"Mirror Labyrinth NY", Jeppe Hein (2015), High polished stainless steel, aluminum,106.5 x 346.5 x 338.5 inches "Mirror Labyrinth NY", Jeppe Hein (2015), High polished stainless steel, aluminum,106.5 x 346.5 x 338.5 inches "Mirror Labyrinth NY", Jeppe Hein (2015), High polished stainless steel, aluminum,106.5 x 346.5 x 338.5 inches "Mirror Labyrinth NY", Jeppe Hein (2015), High polished stainless steel, aluminum,106.5 x 346.5 x 338.5 inches

Elastic / Garcia Tamjidi Architecture Design

© Joe Fletcher Photography © Joe Fletcher Photography © Joe Fletcher Photography © Joe Fletcher Photography

Exhibition: Sketch to Structure

Sketch to Structure unfolds the architectural design process to show how buildings take shape. With sketches, plans, blueprints, renderings, and models from the Heinz Architectural Center collection, this exhibition reveals that architectural design, from initial concept to client presentation, isn’t straightforward.

Win Tickets to the IDEAS CITY Conference Next Week in NYC

Next week, the New Museum in New York will kickstart the annual IDEAS CITY Festival on Thursday, May 28th. Themed after Italo Calvino's "The Invisible City," the three-day event will "explore questions of transparency and surveillance, citizenship and representation, expression and suppression, participation and dissent, and the enduring quest for visibility in the city" through a number of platforms, such as panels discussions, poetry slams, mobile art installations, workshops, exhibitions and most notably the transformation of New York City's Bowery neighborhood into a "temporary city of ideas."

Interested in attending? Five of our readers have the chance to win tickets to the festival's opening conference. Enter the sweepstakes below for a chance to watch a screening of Mannahatta: Studies for an Opera about Robert Moses and Jane Jacobs, listen to Bjarke Ingels discuss the relevance of literary speculation, and much more (the full conference schedule). 

All those who will be in New York City on May 28th are eligible to participate. Follow the instructions to enter below. 

Open Call: US Launches Competition for National World War I Memorial

The US World War I Centennial Commission has launched a design competition for the National World War I Memorial in Washington DC. The competition will be a two-stage design competition, and is open internationally to any professionals, university-level students, and all other interested participants. "The objective is to transform Pershing Park from a park that happens to contain a memorial to a site that is primarily a national World War I memorial, within a revitalized urban park setting with a distinct sense of place that complements the memorial purpose while attracting visitors, workers, and residents of the District of Columbia," says the Commission. 

White Stone Studios / Benjamin Hall Design

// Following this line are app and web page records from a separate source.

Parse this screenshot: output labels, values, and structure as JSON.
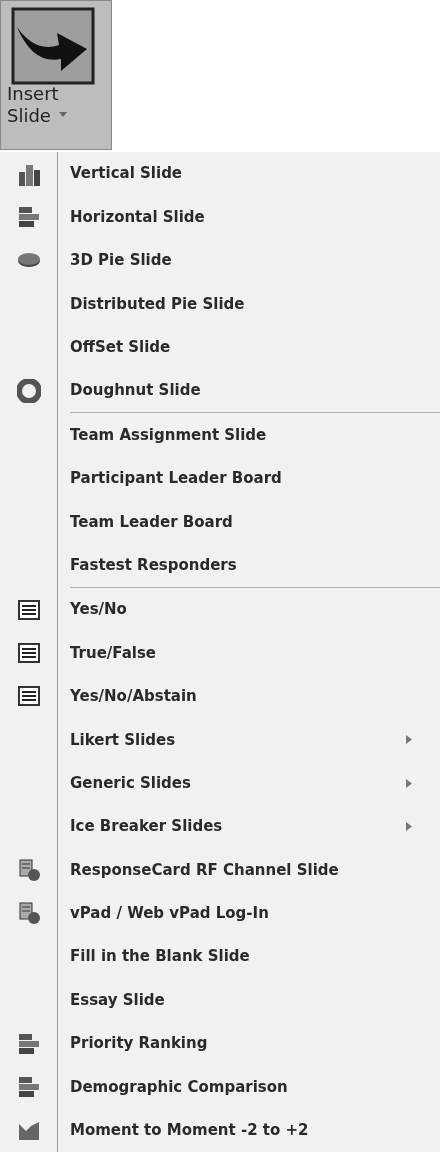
{
  "ribbon_button": {
    "label": "Insert Slide"
  },
  "menu": {
    "groups": [
      {
        "items": [
          {
            "label": "Vertical Slide",
            "kind": "column",
            "submenu": false
          },
          {
            "label": "Horizontal Slide",
            "kind": "bar",
            "submenu": false
          },
          {
            "label": "3D Pie Slide",
            "kind": "pie",
            "submenu": false
          },
          {
            "label": "Distributed Pie Slide",
            "kind": "plain",
            "submenu": false
          },
          {
            "label": "OffSet Slide",
            "kind": "plain",
            "submenu": false
          },
          {
            "label": "Doughnut Slide",
            "kind": "donut",
            "submenu": false
          }
        ]
      },
      {
        "items": [
          {
            "label": "Team Assignment Slide",
            "kind": "plain",
            "submenu": false
          },
          {
            "label": "Participant Leader Board",
            "kind": "plain",
            "submenu": false
          },
          {
            "label": "Team Leader Board",
            "kind": "plain",
            "submenu": false
          },
          {
            "label": "Fastest Responders",
            "kind": "plain",
            "submenu": false
          }
        ]
      },
      {
        "items": [
          {
            "label": "Yes/No",
            "kind": "list",
            "submenu": false
          },
          {
            "label": "True/False",
            "kind": "list",
            "submenu": false
          },
          {
            "label": "Yes/No/Abstain",
            "kind": "list",
            "submenu": false
          },
          {
            "label": "Likert Slides",
            "kind": "plain",
            "submenu": true
          },
          {
            "label": "Generic Slides",
            "kind": "plain",
            "submenu": true
          },
          {
            "label": "Ice Breaker Slides",
            "kind": "plain",
            "submenu": true
          },
          {
            "label": "ResponseCard RF Channel Slide",
            "kind": "card",
            "submenu": false
          },
          {
            "label": "vPad / Web vPad Log-In",
            "kind": "card",
            "submenu": false
          },
          {
            "label": "Fill in the Blank Slide",
            "kind": "plain",
            "submenu": false
          },
          {
            "label": "Essay Slide",
            "kind": "plain",
            "submenu": false
          },
          {
            "label": "Priority Ranking",
            "kind": "bar",
            "submenu": false
          },
          {
            "label": "Demographic Comparison",
            "kind": "bar",
            "submenu": false
          },
          {
            "label": "Moment to Moment -2 to +2",
            "kind": "area",
            "submenu": false
          }
        ]
      }
    ]
  }
}
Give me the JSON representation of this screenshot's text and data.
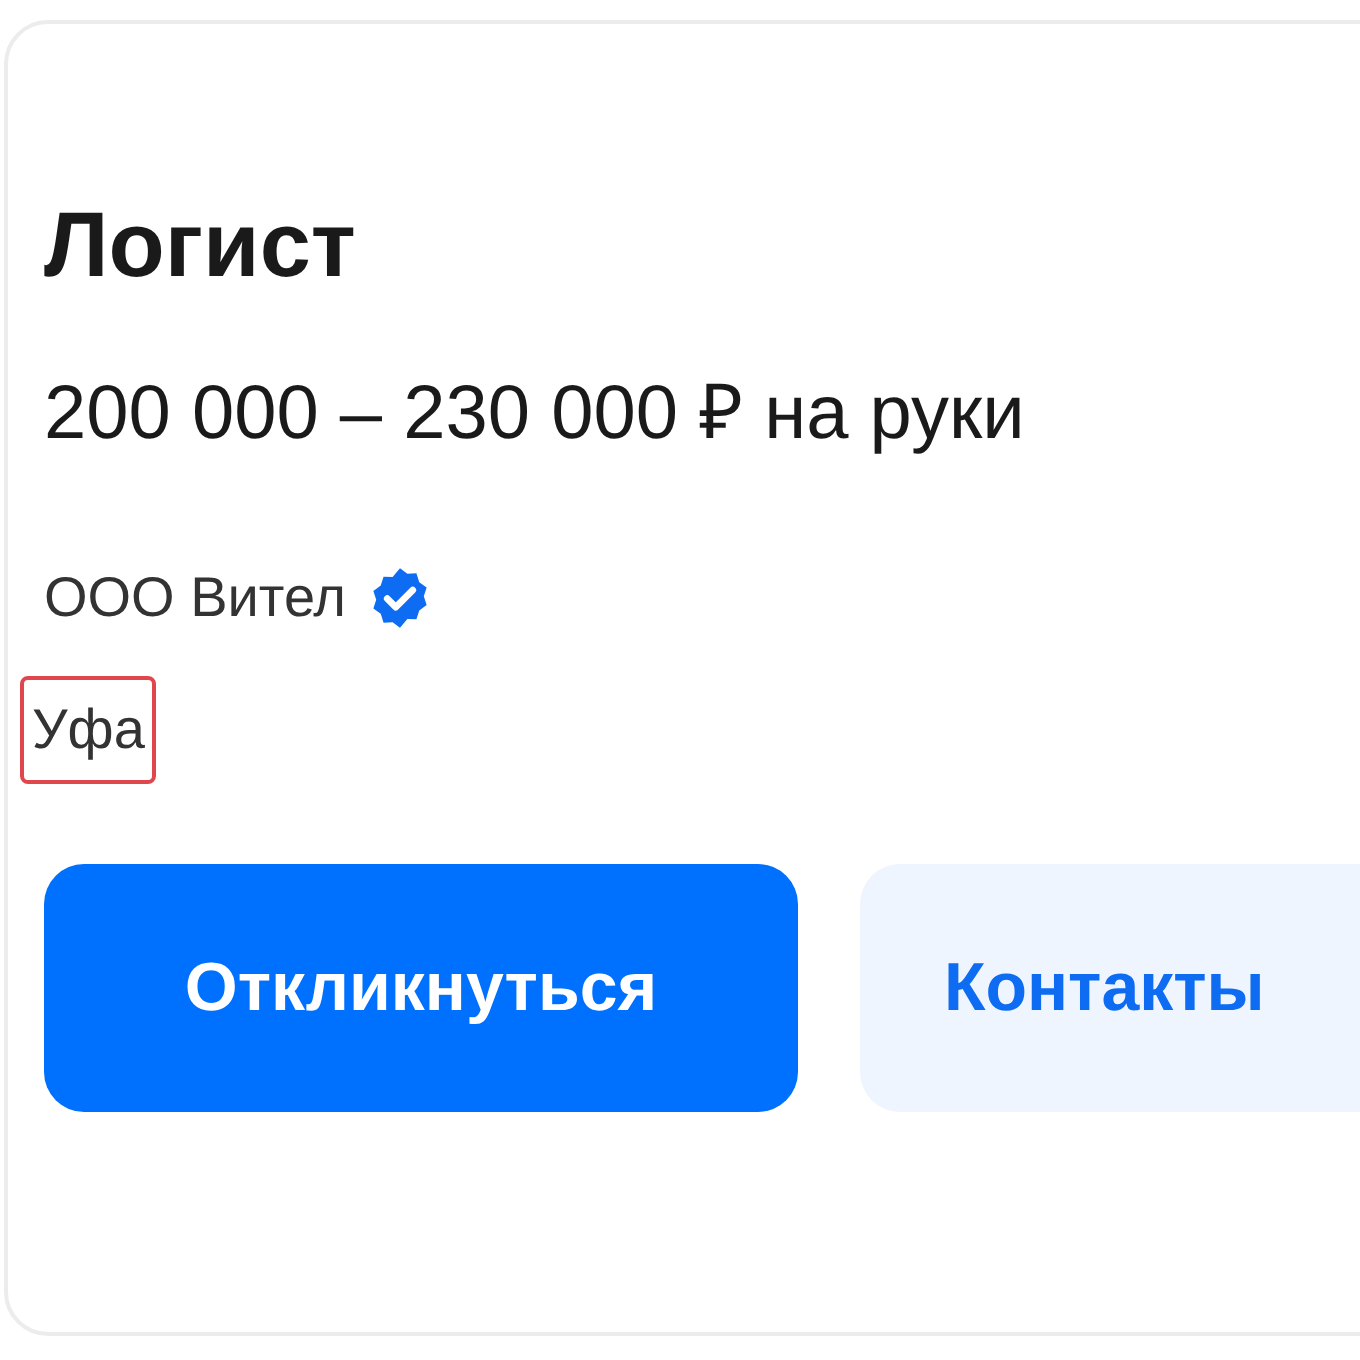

  • Architects: Benjamin Hall Design
  • Location: Phoenix, AZ, USA
  • Design Team: Benjamin Hall, Matt O’Bright
  • Unit Area: 450 ft2
  • Area: 3000.0 ft2
  • Project Year: 2015
  • Photographs: Matt Winquist

© Matt Winquist © Matt Winquist © Matt Winquist © Matt Winquist

ABI Slows in April

For the second month this year, the US Architecture Billings Index (ABI) has revealed a decrease in design serves. As the American Institute of Architects (AIA) report, the April ABI score was 48.8, down sharply from a mark of 51.7 in March. The new projects inquiry index was 60.1, up from a reading of 58.2 the previous month.

“The fundamentals in the design and construction industry remain very healthy,” said AIA Chief Economist Kermit Baker, Hon. AIA, PhD. “The fact that both inquires for new projects and new design contracts continued to accelerate at a healthy pace in April points to strong underlying demand for design activity. However, April would typically be a month where these projects would be in full swing, but a severe winter in many parts of the Northeast and Midwest has apparently delayed progress on projects.”

A breakdown of regional highlights, after the break.